The development of parks across Canada was only possible because the male labourers were paid below market wage and had no other job opportunities. Thousands of men worked for the Parks Department from 1914 to 1915. These men included relief workers during the Great Depression and prisoners of both World Wars. Harkin was satisfied with his new work force because he was able to pay them twenty-five cents a day, while the daily wage in an isolated camp was two dollars. This labour wage differential caused a protest at Yoho Park, where the men refused to work as market wages had increased to twelve dollars a day while they continued to receive twenty-five cents. The situation escalated beyond Harkin's control and caused him to ask the Department of Defense to take over; the men responded by a failed attempt to dig their way out of the park and escape. Eventually, the camp was closed and the men were released.

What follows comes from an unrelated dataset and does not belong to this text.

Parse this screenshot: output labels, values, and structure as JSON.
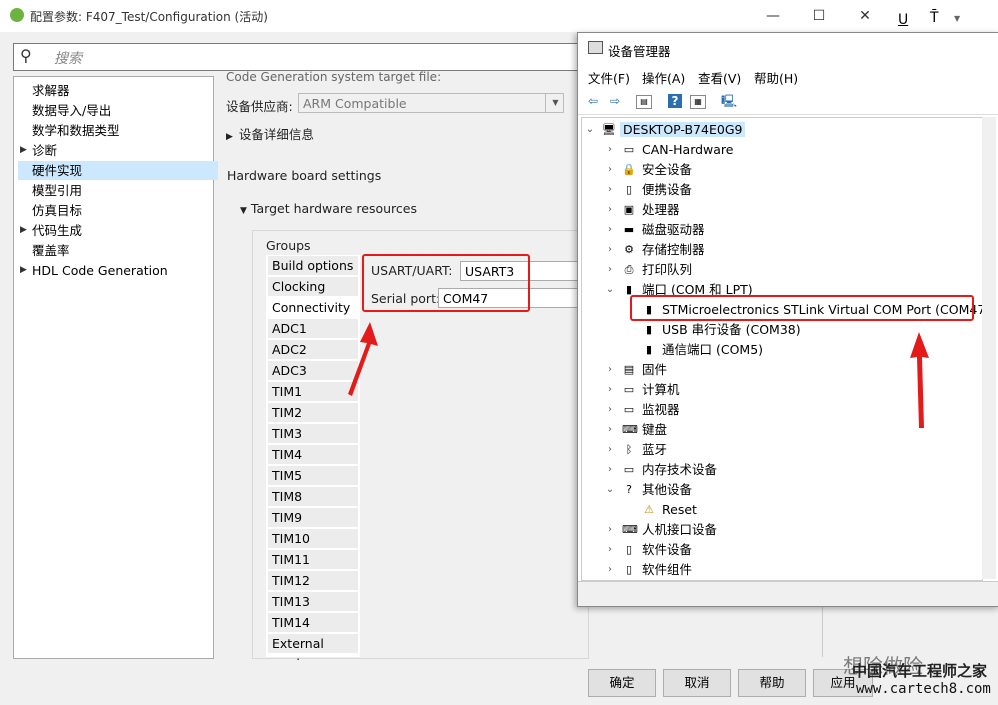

In 1924, the mine at Brule in Jasper National Park was closed. Alberta asked Ottawa and the Parks Branch for aid to go towards the newly unemployed. Harkin responded by telling the park superintendent to provide groceries if conditions were desperate, but not cash as he did not want to encourage further demands. By 1929, the Jasper Parks superintendent was desperately seeking financial support and asked Harkin for $20,000 to go towards work-for-relief projects, but Harkin refused. The declining conditions in Jasper presaged the stock market crash in 1929. Crops began to fall and by 1933, one-fifth of the work force was unemployed while 15% of Canadians were on relief.
Also, in 1932, Harkin enforced the six-day work week because he felt the parks' workers would be more compliant when occupied. He stripped his workers of civil liberties including restrictions on alcohol consumption. Restrictions lead to protests from his workers. Harkin needed to gain control of the protests. He did this by enforcing a law that prohibited collective organizations and would fire any individual on strike.